By the end of the century, the world’s population might be as high as 17 billion or as low as 7 billion, according to the most recent UN estimates. 2015: There are about 1.8 billion young people between the ages of 10 and 24 – the largest youth population ever. Many of them are concentrated in developing countries. In fact, in the world’s 48 least developed countries, children or adolescents make up a majority of the population.
As the world population edged to 7 billion people in 2011 (up from 2.5 billion in 1950), it has had profound implications for development. A world of 7 billion is both a challenge and an opportunity with implications on sustainability, urbanization, access to health services and youth empowerment. As of March 2016, it was estimated at 7.4 billion.

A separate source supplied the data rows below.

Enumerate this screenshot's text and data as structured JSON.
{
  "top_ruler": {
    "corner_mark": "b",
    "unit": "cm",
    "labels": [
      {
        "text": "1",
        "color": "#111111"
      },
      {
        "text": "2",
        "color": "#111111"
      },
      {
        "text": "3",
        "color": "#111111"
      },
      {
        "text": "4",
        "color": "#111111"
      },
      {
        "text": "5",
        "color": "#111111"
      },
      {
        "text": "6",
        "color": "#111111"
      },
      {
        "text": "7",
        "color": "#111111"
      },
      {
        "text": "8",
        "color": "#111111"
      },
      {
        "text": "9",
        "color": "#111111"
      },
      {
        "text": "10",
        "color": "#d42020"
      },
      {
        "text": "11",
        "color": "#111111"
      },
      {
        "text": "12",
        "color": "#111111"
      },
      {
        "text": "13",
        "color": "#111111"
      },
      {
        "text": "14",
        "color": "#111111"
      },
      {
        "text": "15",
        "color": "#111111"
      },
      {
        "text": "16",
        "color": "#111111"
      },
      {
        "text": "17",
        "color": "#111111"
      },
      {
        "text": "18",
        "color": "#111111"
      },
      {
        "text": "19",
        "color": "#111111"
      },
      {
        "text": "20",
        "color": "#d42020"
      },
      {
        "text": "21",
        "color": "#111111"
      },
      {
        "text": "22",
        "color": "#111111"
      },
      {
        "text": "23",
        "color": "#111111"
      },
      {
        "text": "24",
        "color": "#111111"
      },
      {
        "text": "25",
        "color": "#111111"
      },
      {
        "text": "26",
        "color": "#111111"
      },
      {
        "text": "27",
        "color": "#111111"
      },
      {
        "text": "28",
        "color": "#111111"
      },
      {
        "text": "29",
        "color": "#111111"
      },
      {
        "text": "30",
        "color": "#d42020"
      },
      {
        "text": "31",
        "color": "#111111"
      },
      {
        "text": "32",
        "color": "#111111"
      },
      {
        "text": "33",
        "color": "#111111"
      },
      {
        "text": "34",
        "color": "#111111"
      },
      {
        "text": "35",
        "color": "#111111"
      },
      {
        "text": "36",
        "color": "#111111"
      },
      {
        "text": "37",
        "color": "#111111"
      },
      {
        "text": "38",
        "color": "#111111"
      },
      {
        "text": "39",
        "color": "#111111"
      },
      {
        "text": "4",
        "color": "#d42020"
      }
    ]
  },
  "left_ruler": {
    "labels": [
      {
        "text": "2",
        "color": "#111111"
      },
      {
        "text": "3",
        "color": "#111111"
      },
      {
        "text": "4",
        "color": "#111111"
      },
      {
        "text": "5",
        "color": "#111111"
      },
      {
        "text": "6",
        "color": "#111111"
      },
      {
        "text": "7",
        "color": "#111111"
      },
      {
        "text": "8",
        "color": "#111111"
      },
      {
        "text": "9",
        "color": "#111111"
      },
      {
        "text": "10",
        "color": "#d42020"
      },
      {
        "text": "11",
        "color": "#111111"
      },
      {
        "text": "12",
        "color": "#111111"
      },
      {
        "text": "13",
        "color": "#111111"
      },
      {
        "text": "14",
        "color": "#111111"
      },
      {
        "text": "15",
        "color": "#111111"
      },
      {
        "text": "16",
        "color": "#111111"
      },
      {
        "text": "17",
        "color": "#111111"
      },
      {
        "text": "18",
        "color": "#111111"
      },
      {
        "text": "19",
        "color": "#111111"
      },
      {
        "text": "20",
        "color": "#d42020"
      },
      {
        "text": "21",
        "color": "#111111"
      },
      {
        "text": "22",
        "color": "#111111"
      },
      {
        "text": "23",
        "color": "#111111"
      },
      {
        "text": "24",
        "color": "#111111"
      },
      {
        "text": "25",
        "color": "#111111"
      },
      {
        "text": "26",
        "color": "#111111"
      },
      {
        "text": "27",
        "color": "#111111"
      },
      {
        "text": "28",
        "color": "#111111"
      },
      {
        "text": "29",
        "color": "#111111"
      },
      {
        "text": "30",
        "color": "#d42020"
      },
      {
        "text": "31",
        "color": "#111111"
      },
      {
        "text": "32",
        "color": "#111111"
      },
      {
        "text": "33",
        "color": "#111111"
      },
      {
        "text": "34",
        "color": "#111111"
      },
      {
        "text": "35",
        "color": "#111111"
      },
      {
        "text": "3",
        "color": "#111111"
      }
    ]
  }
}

In 1989, in its decision 89/46, the Governing Council of the United Nations Development Programme recommended that, in order to focus attention on the urgency and importance of population issues in the context of overall development plans and programmes and the need to find solutions for these issues, 11 July should be observed by the international community as World Population Day. The General Assembly has asked the UN Population Fund (UNFPA) to undertake activities aimed at building better awareness of population issues, including their relation to environment and development issues and World Population Day.
The world is seeing a record number of people displaced by crises – some 60 million according to the latest UN figures. UNFPA works in emergency settings around the globe to respond to the rights and needs of women and girls, helping them maintain their dignity, securing their safety, and restoring their access to sexual and reproductive health care.
Source: un.org | unfpa.org